How to become a Credit Analyst
At the very minimum, a career as a credit analyst requires a four-year degree in finance, but related business bachelor degrees may work as well. As alluded to previously, the scale of a credit analyst's work environment determines the amount of education required. The best colleges in North America for a career as a credit analyst include the University of Pennsylvania, the University of Chicago, and New York University.
Credit analysts are stratified further into buy-side and sell-side analysts. The job requirements of a buy-side credit analyst are much more complex than college graduates may realize. For instance, it is not uncommon for buy-side credit analysts to work with institutional investors such as hedge fund managers and global non-profit organizations. The sheer scope of these institutions means their credit analysts require at the very least an advanced degree along with many years of hands-on experience in the finance industry.
The ability to analyze mathematical information objectively is the most important quality a credit analyst can possess. Financial analysis is an inexact science. The day-to-day and even hour-to-hour fluctuations in financial markets can change the outcome of even the most thorough analysis. High-level organizational skills allow credit analysts to cope with these swings in the market.

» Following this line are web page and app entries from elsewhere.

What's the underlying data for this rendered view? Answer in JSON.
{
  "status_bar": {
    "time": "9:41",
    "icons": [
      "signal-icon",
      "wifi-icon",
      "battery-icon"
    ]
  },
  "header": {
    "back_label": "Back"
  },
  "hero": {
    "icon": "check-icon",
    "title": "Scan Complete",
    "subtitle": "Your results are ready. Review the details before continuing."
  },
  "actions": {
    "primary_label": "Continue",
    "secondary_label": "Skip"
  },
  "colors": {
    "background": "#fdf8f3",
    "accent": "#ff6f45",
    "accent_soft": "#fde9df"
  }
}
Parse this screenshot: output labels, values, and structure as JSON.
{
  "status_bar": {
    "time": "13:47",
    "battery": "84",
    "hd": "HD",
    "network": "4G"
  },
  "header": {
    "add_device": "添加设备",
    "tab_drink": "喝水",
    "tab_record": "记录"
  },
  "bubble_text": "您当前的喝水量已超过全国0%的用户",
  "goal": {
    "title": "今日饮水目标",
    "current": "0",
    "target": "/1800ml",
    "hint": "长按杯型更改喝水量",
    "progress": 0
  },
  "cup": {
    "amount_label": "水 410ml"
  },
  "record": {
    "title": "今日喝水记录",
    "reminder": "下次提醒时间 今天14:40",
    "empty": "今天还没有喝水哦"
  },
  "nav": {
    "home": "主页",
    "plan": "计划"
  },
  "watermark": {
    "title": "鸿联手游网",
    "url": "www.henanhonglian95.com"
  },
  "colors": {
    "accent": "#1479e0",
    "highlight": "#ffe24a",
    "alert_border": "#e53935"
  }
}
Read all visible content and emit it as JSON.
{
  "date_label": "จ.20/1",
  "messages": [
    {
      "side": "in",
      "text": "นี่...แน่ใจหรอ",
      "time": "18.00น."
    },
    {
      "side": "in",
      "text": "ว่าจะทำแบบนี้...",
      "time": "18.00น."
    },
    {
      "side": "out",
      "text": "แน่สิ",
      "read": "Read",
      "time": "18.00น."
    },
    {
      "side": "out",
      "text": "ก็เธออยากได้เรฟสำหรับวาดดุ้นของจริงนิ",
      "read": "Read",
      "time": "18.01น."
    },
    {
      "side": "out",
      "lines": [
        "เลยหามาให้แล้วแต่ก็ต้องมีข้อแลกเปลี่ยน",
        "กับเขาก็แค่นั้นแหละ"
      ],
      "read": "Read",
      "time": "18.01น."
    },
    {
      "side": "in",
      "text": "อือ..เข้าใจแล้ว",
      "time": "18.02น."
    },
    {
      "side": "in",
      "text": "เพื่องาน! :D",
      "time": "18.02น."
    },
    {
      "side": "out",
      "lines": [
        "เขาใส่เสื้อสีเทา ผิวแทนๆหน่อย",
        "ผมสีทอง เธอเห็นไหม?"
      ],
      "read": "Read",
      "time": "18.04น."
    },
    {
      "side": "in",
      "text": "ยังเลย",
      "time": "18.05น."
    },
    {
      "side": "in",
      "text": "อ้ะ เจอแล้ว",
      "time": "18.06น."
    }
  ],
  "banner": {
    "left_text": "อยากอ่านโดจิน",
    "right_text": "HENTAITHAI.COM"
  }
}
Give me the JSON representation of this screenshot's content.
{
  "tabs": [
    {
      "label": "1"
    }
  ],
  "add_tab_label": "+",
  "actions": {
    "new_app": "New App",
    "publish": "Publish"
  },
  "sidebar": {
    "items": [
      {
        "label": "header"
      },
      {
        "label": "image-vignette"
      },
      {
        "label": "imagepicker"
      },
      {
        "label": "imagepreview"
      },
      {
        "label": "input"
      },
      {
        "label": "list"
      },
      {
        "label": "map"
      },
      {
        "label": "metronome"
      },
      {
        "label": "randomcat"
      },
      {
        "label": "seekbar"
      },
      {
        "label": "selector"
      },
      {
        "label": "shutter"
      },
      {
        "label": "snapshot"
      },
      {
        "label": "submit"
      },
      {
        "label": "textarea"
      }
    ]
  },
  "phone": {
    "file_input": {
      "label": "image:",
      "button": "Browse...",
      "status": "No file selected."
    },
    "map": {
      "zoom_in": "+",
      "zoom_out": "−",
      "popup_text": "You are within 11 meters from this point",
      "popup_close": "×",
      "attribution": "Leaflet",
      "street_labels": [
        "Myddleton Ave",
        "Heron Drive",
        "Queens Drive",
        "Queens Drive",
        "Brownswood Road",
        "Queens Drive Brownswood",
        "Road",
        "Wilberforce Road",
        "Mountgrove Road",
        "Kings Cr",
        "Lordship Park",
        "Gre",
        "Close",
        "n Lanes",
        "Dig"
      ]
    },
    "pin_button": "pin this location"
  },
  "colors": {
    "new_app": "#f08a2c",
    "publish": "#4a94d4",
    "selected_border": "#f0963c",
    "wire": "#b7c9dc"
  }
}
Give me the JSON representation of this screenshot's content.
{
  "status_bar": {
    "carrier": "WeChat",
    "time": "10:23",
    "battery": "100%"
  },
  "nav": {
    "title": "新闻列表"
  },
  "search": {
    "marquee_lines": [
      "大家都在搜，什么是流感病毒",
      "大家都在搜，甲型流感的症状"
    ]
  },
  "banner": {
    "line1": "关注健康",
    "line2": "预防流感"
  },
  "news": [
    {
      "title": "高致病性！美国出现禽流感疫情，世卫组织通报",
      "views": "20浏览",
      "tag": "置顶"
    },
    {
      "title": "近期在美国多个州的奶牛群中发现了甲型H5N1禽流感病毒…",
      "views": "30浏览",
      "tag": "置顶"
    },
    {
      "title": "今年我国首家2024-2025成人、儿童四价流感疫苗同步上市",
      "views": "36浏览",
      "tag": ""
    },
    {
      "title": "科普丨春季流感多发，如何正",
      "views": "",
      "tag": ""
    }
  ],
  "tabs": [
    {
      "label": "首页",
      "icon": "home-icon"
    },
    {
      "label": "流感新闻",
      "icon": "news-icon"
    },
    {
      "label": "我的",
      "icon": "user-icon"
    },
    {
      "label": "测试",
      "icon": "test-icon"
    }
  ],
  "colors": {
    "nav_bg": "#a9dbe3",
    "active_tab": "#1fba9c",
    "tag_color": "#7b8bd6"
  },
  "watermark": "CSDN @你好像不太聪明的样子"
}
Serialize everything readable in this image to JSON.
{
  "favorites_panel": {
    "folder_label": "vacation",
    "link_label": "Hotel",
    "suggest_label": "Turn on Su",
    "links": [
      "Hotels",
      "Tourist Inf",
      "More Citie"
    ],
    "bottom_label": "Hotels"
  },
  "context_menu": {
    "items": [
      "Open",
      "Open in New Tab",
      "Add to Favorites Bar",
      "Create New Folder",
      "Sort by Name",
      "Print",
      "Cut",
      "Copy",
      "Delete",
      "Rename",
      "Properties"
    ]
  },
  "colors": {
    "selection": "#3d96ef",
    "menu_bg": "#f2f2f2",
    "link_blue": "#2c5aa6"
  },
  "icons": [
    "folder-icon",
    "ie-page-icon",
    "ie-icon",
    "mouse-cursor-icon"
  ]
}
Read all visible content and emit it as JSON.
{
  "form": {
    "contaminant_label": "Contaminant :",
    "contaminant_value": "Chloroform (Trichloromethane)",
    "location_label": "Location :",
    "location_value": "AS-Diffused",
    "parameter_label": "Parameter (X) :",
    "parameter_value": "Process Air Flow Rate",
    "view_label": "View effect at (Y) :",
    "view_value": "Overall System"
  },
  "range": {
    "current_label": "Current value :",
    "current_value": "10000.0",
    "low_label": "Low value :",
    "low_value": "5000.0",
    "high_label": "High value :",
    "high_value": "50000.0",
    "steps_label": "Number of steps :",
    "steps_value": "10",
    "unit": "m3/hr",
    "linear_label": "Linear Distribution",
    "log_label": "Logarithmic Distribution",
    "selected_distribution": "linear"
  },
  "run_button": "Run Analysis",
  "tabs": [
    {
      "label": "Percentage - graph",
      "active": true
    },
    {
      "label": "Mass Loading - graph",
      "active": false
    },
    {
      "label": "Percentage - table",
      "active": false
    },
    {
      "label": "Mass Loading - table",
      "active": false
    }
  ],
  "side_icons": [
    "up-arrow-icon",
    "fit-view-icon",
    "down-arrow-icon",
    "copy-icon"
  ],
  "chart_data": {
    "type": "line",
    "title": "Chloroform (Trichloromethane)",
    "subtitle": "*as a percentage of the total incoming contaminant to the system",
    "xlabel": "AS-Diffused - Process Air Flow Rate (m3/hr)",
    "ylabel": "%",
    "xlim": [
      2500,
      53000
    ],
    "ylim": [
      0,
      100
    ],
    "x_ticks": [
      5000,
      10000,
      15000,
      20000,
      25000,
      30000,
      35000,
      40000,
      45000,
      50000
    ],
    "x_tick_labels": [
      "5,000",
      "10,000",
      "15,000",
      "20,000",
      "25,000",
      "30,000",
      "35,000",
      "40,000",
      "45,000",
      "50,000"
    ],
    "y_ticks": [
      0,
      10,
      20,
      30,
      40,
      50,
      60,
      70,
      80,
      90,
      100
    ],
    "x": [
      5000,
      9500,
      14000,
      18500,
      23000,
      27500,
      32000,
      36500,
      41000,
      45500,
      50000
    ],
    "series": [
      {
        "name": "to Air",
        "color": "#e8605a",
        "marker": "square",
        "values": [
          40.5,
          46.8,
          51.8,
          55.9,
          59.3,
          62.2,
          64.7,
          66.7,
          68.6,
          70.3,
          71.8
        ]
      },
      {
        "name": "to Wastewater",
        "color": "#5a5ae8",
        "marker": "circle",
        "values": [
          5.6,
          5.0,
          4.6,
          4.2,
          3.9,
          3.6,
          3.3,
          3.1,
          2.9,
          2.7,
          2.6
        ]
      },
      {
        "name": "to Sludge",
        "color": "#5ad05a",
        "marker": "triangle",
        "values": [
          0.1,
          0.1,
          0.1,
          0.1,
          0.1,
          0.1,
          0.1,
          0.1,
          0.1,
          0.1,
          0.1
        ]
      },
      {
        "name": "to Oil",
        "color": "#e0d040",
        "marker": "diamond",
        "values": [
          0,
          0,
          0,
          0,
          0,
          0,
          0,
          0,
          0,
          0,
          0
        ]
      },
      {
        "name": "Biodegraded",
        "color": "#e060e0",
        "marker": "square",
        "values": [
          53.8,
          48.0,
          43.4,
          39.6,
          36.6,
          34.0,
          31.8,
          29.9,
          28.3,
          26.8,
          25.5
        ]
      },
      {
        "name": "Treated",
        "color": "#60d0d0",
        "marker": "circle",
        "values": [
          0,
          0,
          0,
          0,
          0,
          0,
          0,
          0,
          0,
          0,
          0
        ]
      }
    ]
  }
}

From a sell-side perspective, credit analysts assist companies and investors in the sale of financial instruments by making immediate, on-the-spot recommendations. The ability to multi-task is a crucial quality sell-side credit analysts must possess in order to have a lucrative, successful career.